|EP1903139A2 *||Sep 14, 2007||Mar 26, 2008||Dürkopp Adler Aktiengesellschaft||Sewing machine and feed station for such a sewing machine|
|WO1996010109A2 *||Sep 22, 1995||Apr 4, 1996||Ralph S Ind Sewing Machine Com||Material transfer assembly for pattern tacker sewing machine|
|U.S. Classification||112/68, 112/70|
|International Classification||D05B21/00, D05B3/10, D05B37/02|
|Feb 7, 1985||AS||Assignment|
Owner name: DURKOPPWERKE GMBH, NIKOLAUS-DURKOPP-STRASSE 10, BI
Free format text: ASSIGNMENT OF ASSIGNORS INTEREST.;ASSIGNORS:GOLDBECK, HEINZ;PLASSMEIER, HORST;MOLLER, KLAUS;REEL/FRAME:004367/0010
Effective date: 19850204
|Oct 19, 1989||FPAY||Fee payment|
Year of fee payment: 4
|Nov 23, 1990||AS||Assignment|

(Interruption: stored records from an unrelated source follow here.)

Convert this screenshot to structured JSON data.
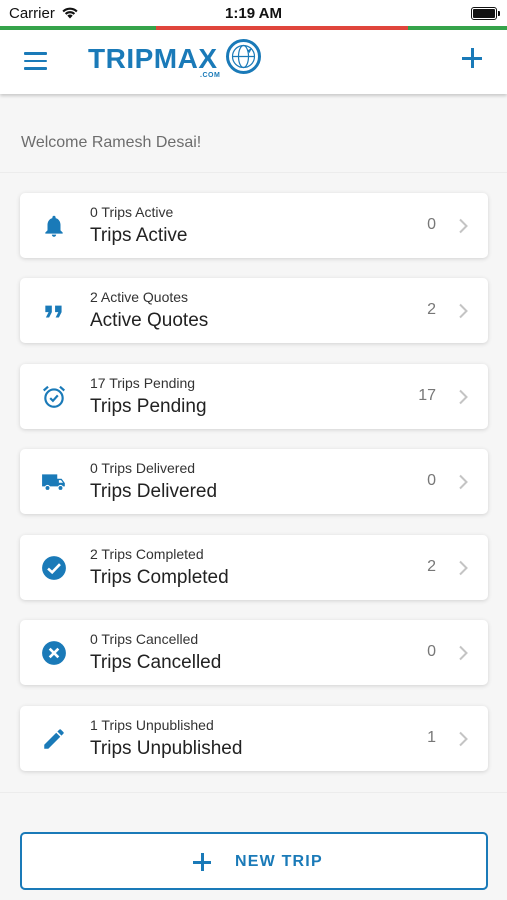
{
  "status_bar": {
    "carrier": "Carrier",
    "time": "1:19 AM"
  },
  "header": {
    "logo_text": "TRIPMAX",
    "logo_suffix": ".COM",
    "brand_color": "#1a7ab8"
  },
  "welcome": "Welcome Ramesh Desai!",
  "cards": [
    {
      "icon": "bell-icon",
      "small": "0 Trips Active",
      "big": "Trips Active",
      "count": "0"
    },
    {
      "icon": "quote-icon",
      "small": "2 Active Quotes",
      "big": "Active Quotes",
      "count": "2"
    },
    {
      "icon": "alarm-clock-icon",
      "small": "17 Trips Pending",
      "big": "Trips Pending",
      "count": "17"
    },
    {
      "icon": "truck-icon",
      "small": "0 Trips Delivered",
      "big": "Trips Delivered",
      "count": "0"
    },
    {
      "icon": "check-circle-icon",
      "small": "2 Trips Completed",
      "big": "Trips Completed",
      "count": "2"
    },
    {
      "icon": "cancel-circle-icon",
      "small": "0 Trips Cancelled",
      "big": "Trips Cancelled",
      "count": "0"
    },
    {
      "icon": "pencil-icon",
      "small": "1 Trips Unpublished",
      "big": "Trips Unpublished",
      "count": "1"
    }
  ],
  "new_trip_label": "NEW TRIP"
}
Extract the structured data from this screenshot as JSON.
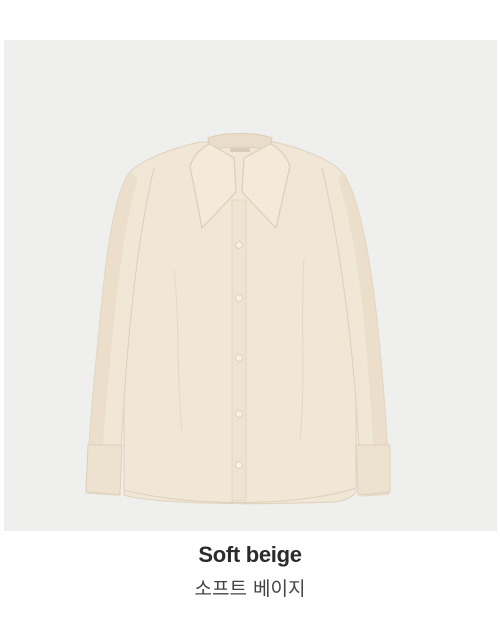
{
  "product": {
    "color_name_en": "Soft beige",
    "color_name_ko": "소프트 베이지",
    "image_alt": "shirt-photo",
    "colors": {
      "panel_background": "#efefed",
      "shirt_fabric": "#f1e7d6",
      "shirt_shadow": "#e4d8c4",
      "button": "#f7f1e6",
      "text_primary": "#2b2b2b",
      "text_secondary": "#444444"
    }
  }
}
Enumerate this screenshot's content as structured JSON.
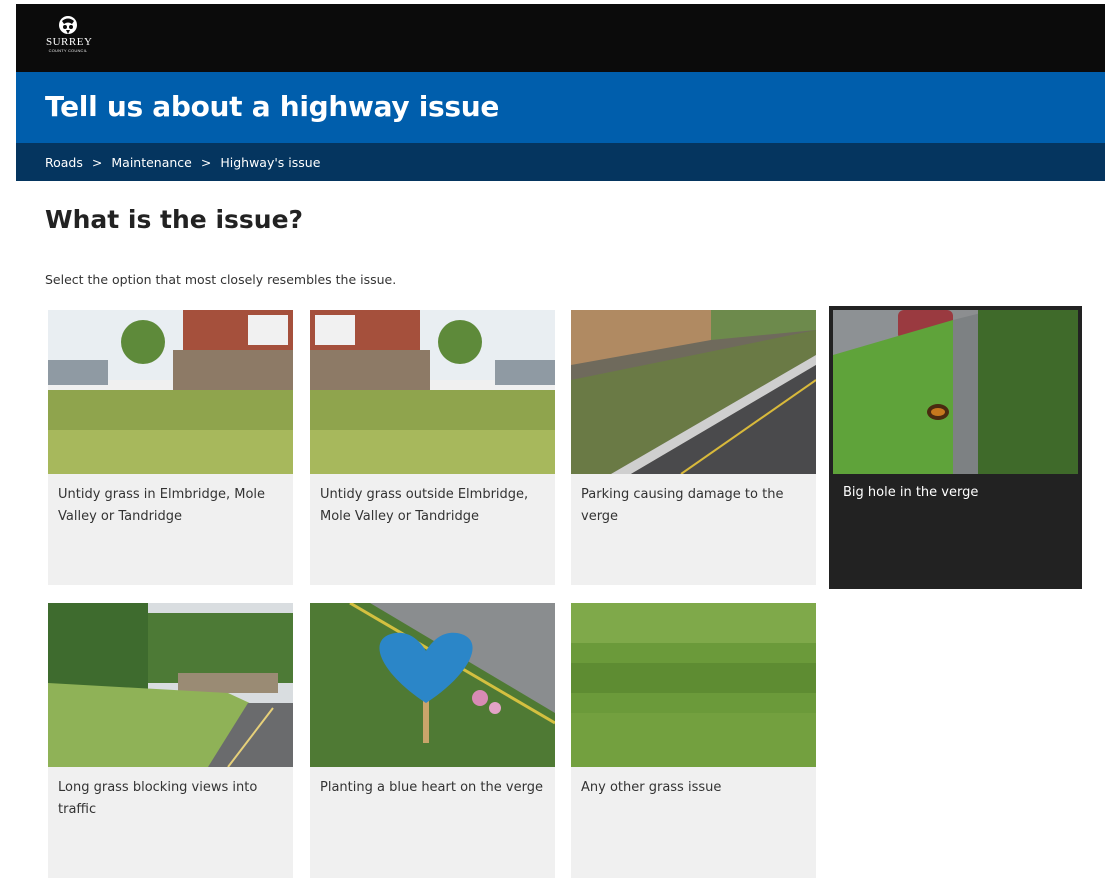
{
  "header": {
    "logo_text": "SURREY",
    "logo_subtext": "COUNTY COUNCIL",
    "title": "Tell us about a highway issue"
  },
  "breadcrumb": {
    "items": [
      "Roads",
      "Maintenance",
      "Highway's issue"
    ],
    "separator": ">"
  },
  "main": {
    "heading": "What is the issue?",
    "intro": "Select the option that most closely resembles the issue.",
    "options": [
      {
        "label": "Untidy grass in Elmbridge, Mole Valley or Tandridge",
        "image": "houses-fence-grass-photo",
        "selected": false
      },
      {
        "label": "Untidy grass outside Elmbridge, Mole Valley or Tandridge",
        "image": "houses-fence-grass-mirrored-photo",
        "selected": false
      },
      {
        "label": "Parking causing damage to the verge",
        "image": "damaged-verge-road-photo",
        "selected": false
      },
      {
        "label": "Big hole in the verge",
        "image": "hole-in-verge-photo",
        "selected": true
      },
      {
        "label": "Long grass blocking views into traffic",
        "image": "long-grass-road-photo",
        "selected": false
      },
      {
        "label": "Planting a blue heart on the verge",
        "image": "blue-heart-sign-photo",
        "selected": false
      },
      {
        "label": "Any other grass issue",
        "image": "grass-closeup-photo",
        "selected": false
      }
    ]
  },
  "colors": {
    "topbar": "#0b0b0b",
    "titlebar": "#005eac",
    "breadcrumb": "#05355f",
    "tile_bg": "#f0f0f0",
    "tile_selected_bg": "#222222"
  }
}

Owner name: DURKOPP ADLER AG, GERMANY
Free format text: CHANGE OF NAME;ASSIGNORS:KOCHS, ADLER AKTIENGESELLSCHAFT;KOCHS, ADLER NAHMASCHINEN WERKE AKTIENGESELLSCHAFT;ADLER NAHMASCHINEN GMBH;AND OTHERS;REEL/FRAME:005511/0176
Effective date: 19900716
|Oct 25, 1993||FPAY||Fee payment|
Year of fee payment: 8
|Feb 14, 1998||REMI||Maintenance fee reminder mailed|
|May 17, 1998||LAPS||Lapse for failure to pay maintenance fees|
|Jul 28, 1998||FP||Expired due to failure to pay maintenance fee|
Effective date: 19980520